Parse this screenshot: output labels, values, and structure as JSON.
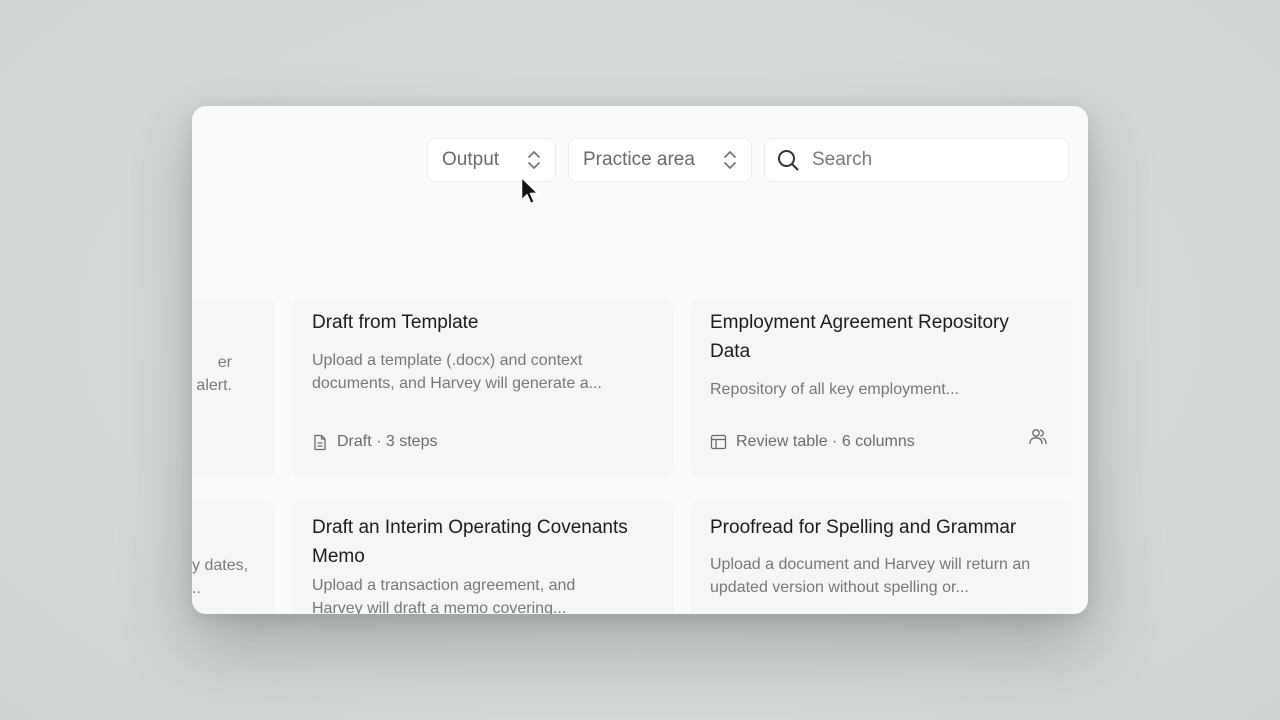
{
  "filters": {
    "output_label": "Output",
    "practice_area_label": "Practice area",
    "search_placeholder": "Search"
  },
  "left_edge": {
    "row1_line1": "er",
    "row1_line2": "alert.",
    "row2_line1": "y dates,",
    "row2_line2": ".."
  },
  "cards": [
    {
      "title": "Draft from Template",
      "description": "Upload a template (.docx) and context documents, and Harvey will generate a...",
      "meta": "Draft · 3 steps",
      "meta_icon": "document-icon"
    },
    {
      "title": "Employment Agreement Repository Data",
      "description": "Repository of all key employment...",
      "meta": "Review table · 6 columns",
      "meta_icon": "table-icon",
      "shared_icon": "users-icon"
    },
    {
      "title": "Draft an Interim Operating Covenants Memo",
      "description": "Upload a transaction agreement, and Harvey will draft a memo covering..."
    },
    {
      "title": "Proofread for Spelling and Grammar",
      "description": "Upload a document and Harvey will return an updated version without spelling or..."
    }
  ]
}
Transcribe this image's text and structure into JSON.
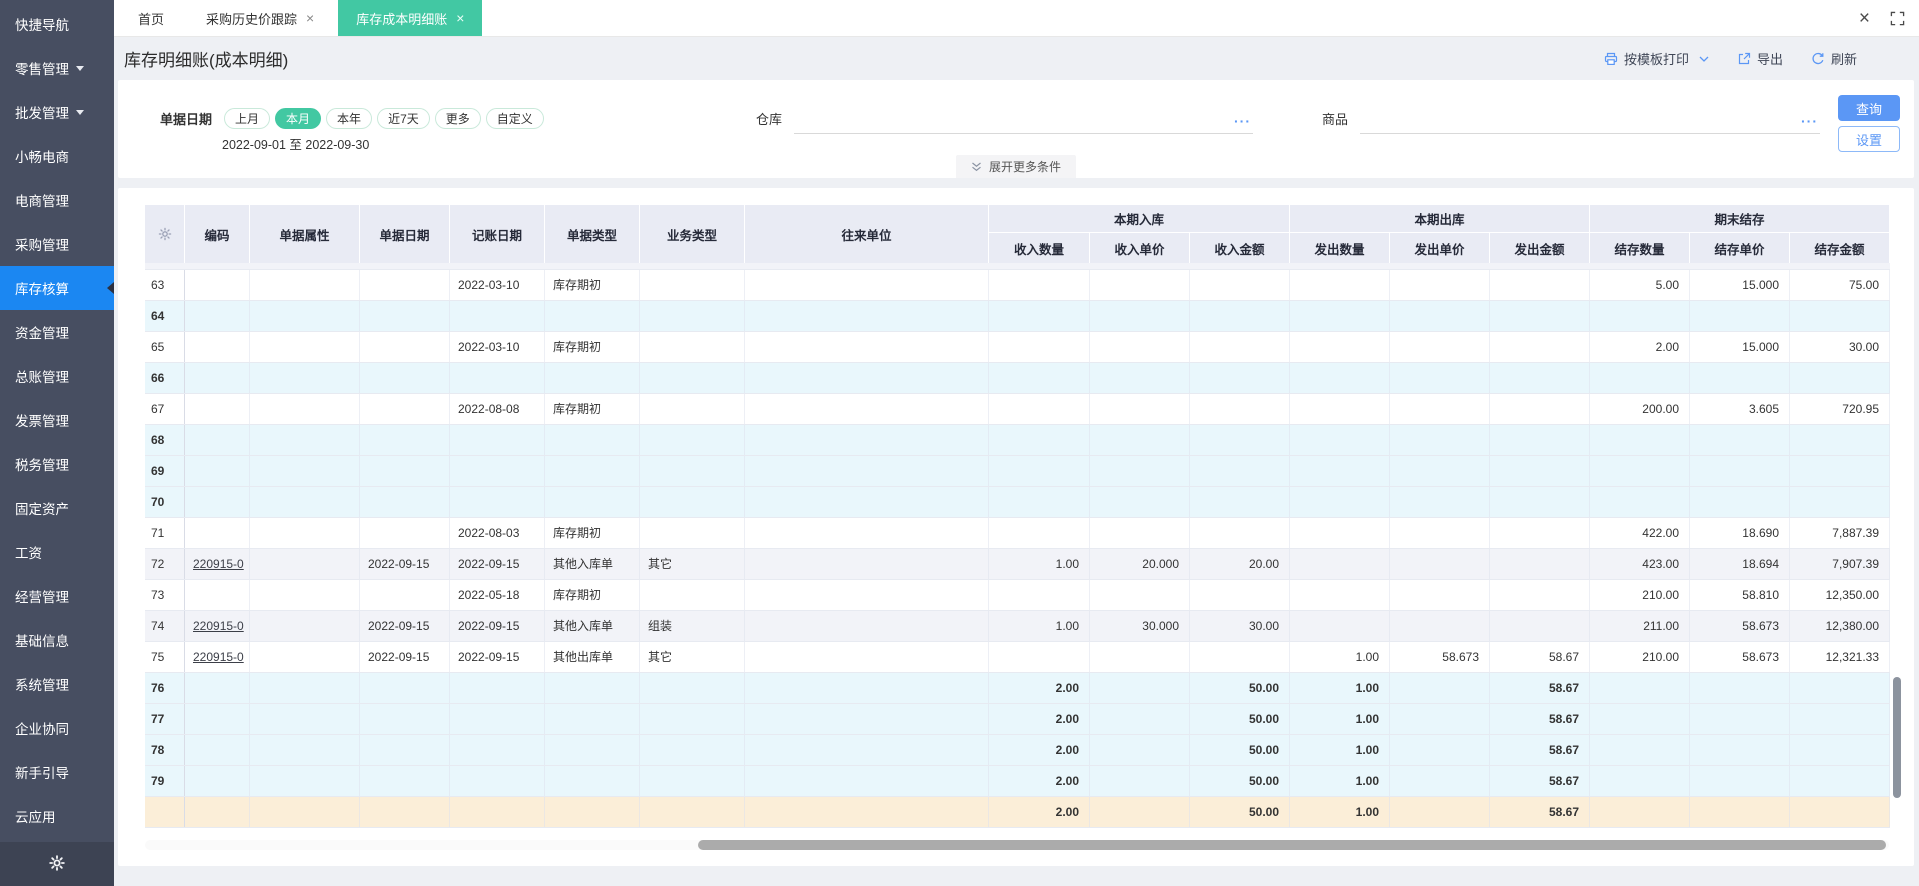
{
  "ui": {
    "close_glyph": "×",
    "ellipsis": "···"
  },
  "sidebar": {
    "items": [
      {
        "label": "快捷导航"
      },
      {
        "label": "零售管理",
        "has_arrow": true
      },
      {
        "label": "批发管理",
        "has_arrow": true
      },
      {
        "label": "小畅电商"
      },
      {
        "label": "电商管理"
      },
      {
        "label": "采购管理"
      },
      {
        "label": "库存核算",
        "active": true
      },
      {
        "label": "资金管理"
      },
      {
        "label": "总账管理"
      },
      {
        "label": "发票管理"
      },
      {
        "label": "税务管理"
      },
      {
        "label": "固定资产"
      },
      {
        "label": "工资"
      },
      {
        "label": "经营管理"
      },
      {
        "label": "基础信息"
      },
      {
        "label": "系统管理"
      },
      {
        "label": "企业协同"
      },
      {
        "label": "新手引导"
      },
      {
        "label": "云应用"
      }
    ]
  },
  "tabs": [
    {
      "label": "首页",
      "closable": false,
      "active": false
    },
    {
      "label": "采购历史价跟踪",
      "closable": true,
      "active": false
    },
    {
      "label": "库存成本明细账",
      "closable": true,
      "active": true
    }
  ],
  "page": {
    "title": "库存明细账(成本明细)",
    "actions": {
      "print": "按模板打印",
      "export": "导出",
      "refresh": "刷新"
    }
  },
  "filters": {
    "date_label": "单据日期",
    "pills": [
      {
        "label": "上月"
      },
      {
        "label": "本月",
        "active": true
      },
      {
        "label": "本年"
      },
      {
        "label": "近7天"
      },
      {
        "label": "更多"
      },
      {
        "label": "自定义"
      }
    ],
    "date_range": "2022-09-01 至 2022-09-30",
    "warehouse_label": "仓库",
    "product_label": "商品",
    "search_button": "查询",
    "settings_button": "设置",
    "expand_more": "展开更多条件"
  },
  "table": {
    "columns": [
      "编码",
      "单据属性",
      "单据日期",
      "记账日期",
      "单据类型",
      "业务类型",
      "往来单位"
    ],
    "groups": [
      {
        "label": "本期入库",
        "children": [
          "收入数量",
          "收入单价",
          "收入金额"
        ]
      },
      {
        "label": "本期出库",
        "children": [
          "发出数量",
          "发出单价",
          "发出金额"
        ]
      },
      {
        "label": "期末结存",
        "children": [
          "结存数量",
          "结存单价",
          "结存金额"
        ]
      }
    ],
    "rows": [
      {
        "v": "sliver",
        "cells": [
          "",
          "",
          "",
          "",
          "",
          "",
          "",
          "",
          "",
          "",
          "",
          "",
          "",
          "",
          "",
          "",
          ""
        ]
      },
      {
        "v": "white",
        "cells": [
          "63",
          "",
          "",
          "",
          "2022-03-10",
          "库存期初",
          "",
          "",
          "",
          "",
          "",
          "",
          "",
          "",
          "5.00",
          "15.000",
          "75.00"
        ]
      },
      {
        "v": "summary",
        "cells": [
          "64",
          "",
          "",
          "",
          "",
          "",
          "",
          "",
          "",
          "",
          "",
          "",
          "",
          "",
          "",
          "",
          ""
        ]
      },
      {
        "v": "white",
        "cells": [
          "65",
          "",
          "",
          "",
          "2022-03-10",
          "库存期初",
          "",
          "",
          "",
          "",
          "",
          "",
          "",
          "",
          "2.00",
          "15.000",
          "30.00"
        ]
      },
      {
        "v": "summary",
        "cells": [
          "66",
          "",
          "",
          "",
          "",
          "",
          "",
          "",
          "",
          "",
          "",
          "",
          "",
          "",
          "",
          "",
          ""
        ]
      },
      {
        "v": "white",
        "cells": [
          "67",
          "",
          "",
          "",
          "2022-08-08",
          "库存期初",
          "",
          "",
          "",
          "",
          "",
          "",
          "",
          "",
          "200.00",
          "3.605",
          "720.95"
        ]
      },
      {
        "v": "summary",
        "cells": [
          "68",
          "",
          "",
          "",
          "",
          "",
          "",
          "",
          "",
          "",
          "",
          "",
          "",
          "",
          "",
          "",
          ""
        ]
      },
      {
        "v": "summary",
        "cells": [
          "69",
          "",
          "",
          "",
          "",
          "",
          "",
          "",
          "",
          "",
          "",
          "",
          "",
          "",
          "",
          "",
          ""
        ]
      },
      {
        "v": "summary",
        "cells": [
          "70",
          "",
          "",
          "",
          "",
          "",
          "",
          "",
          "",
          "",
          "",
          "",
          "",
          "",
          "",
          "",
          ""
        ]
      },
      {
        "v": "white",
        "cells": [
          "71",
          "",
          "",
          "",
          "2022-08-03",
          "库存期初",
          "",
          "",
          "",
          "",
          "",
          "",
          "",
          "",
          "422.00",
          "18.690",
          "7,887.39"
        ]
      },
      {
        "v": "stripe",
        "link": true,
        "cells": [
          "72",
          "220915-0",
          "",
          "2022-09-15",
          "2022-09-15",
          "其他入库单",
          "其它",
          "",
          "1.00",
          "20.000",
          "20.00",
          "",
          "",
          "",
          "423.00",
          "18.694",
          "7,907.39"
        ]
      },
      {
        "v": "white",
        "cells": [
          "73",
          "",
          "",
          "",
          "2022-05-18",
          "库存期初",
          "",
          "",
          "",
          "",
          "",
          "",
          "",
          "",
          "210.00",
          "58.810",
          "12,350.00"
        ]
      },
      {
        "v": "stripe",
        "link": true,
        "cells": [
          "74",
          "220915-0",
          "",
          "2022-09-15",
          "2022-09-15",
          "其他入库单",
          "组装",
          "",
          "1.00",
          "30.000",
          "30.00",
          "",
          "",
          "",
          "211.00",
          "58.673",
          "12,380.00"
        ]
      },
      {
        "v": "white",
        "link": true,
        "cells": [
          "75",
          "220915-0",
          "",
          "2022-09-15",
          "2022-09-15",
          "其他出库单",
          "其它",
          "",
          "",
          "",
          "",
          "1.00",
          "58.673",
          "58.67",
          "210.00",
          "58.673",
          "12,321.33"
        ]
      },
      {
        "v": "summary",
        "cells": [
          "76",
          "",
          "",
          "",
          "",
          "",
          "",
          "",
          "2.00",
          "",
          "50.00",
          "1.00",
          "",
          "58.67",
          "",
          "",
          ""
        ]
      },
      {
        "v": "summary",
        "cells": [
          "77",
          "",
          "",
          "",
          "",
          "",
          "",
          "",
          "2.00",
          "",
          "50.00",
          "1.00",
          "",
          "58.67",
          "",
          "",
          ""
        ]
      },
      {
        "v": "summary",
        "cells": [
          "78",
          "",
          "",
          "",
          "",
          "",
          "",
          "",
          "2.00",
          "",
          "50.00",
          "1.00",
          "",
          "58.67",
          "",
          "",
          ""
        ]
      },
      {
        "v": "summary",
        "cells": [
          "79",
          "",
          "",
          "",
          "",
          "",
          "",
          "",
          "2.00",
          "",
          "50.00",
          "1.00",
          "",
          "58.67",
          "",
          "",
          ""
        ]
      },
      {
        "v": "total",
        "cells": [
          "",
          "",
          "",
          "",
          "",
          "",
          "",
          "",
          "2.00",
          "",
          "50.00",
          "1.00",
          "",
          "58.67",
          "",
          "",
          ""
        ]
      }
    ]
  }
}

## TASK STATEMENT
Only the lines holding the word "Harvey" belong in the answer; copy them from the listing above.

## YOUR RESPONSE
      "description": "Upload a template (.docx) and context documents, and Harvey will generate a...",
      "description": "Upload a transaction agreement, and Harvey will draft a memo covering..."
      "description": "Upload a document and Harvey will return an updated version without spelling or..."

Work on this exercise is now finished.